### Exercise objective:
Some lines hold the string "gadgets". Copy all of them from the material that follows.

### Records to process:
○ ○ ○ ○ ○

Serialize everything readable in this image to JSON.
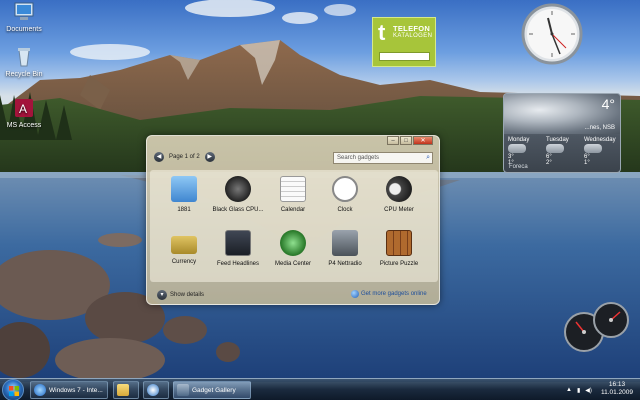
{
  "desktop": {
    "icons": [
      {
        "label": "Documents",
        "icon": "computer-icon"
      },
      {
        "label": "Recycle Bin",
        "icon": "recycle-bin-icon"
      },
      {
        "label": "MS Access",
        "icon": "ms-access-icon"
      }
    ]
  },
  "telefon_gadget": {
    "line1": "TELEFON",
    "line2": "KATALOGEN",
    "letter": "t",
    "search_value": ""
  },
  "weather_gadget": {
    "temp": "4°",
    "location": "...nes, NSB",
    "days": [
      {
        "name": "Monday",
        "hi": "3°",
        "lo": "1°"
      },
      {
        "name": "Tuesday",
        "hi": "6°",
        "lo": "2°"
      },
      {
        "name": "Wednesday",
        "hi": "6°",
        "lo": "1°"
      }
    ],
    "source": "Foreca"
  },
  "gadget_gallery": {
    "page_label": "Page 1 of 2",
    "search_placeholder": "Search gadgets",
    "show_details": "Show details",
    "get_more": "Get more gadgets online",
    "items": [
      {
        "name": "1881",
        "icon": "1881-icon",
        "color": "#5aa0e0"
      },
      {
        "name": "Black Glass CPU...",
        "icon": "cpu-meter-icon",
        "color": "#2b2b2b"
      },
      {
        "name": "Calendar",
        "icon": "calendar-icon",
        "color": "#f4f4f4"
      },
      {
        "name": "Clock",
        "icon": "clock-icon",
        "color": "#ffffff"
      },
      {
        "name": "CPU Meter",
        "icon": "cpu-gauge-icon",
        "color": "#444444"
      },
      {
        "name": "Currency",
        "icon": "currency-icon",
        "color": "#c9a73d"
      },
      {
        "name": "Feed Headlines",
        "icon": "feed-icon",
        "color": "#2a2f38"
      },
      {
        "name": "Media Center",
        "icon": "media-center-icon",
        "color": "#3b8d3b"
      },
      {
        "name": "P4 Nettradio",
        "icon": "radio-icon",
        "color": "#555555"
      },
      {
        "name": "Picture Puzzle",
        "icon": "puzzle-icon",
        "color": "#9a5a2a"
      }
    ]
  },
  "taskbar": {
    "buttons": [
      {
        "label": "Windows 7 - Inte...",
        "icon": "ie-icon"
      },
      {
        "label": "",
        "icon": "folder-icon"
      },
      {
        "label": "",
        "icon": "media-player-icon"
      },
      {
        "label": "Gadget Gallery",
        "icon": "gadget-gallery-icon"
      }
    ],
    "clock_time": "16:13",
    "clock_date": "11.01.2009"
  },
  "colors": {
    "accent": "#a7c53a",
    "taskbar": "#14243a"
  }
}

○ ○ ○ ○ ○

### Solution below:
    "search_placeholder": "Search gadgets",
    "get_more": "Get more gadgets online",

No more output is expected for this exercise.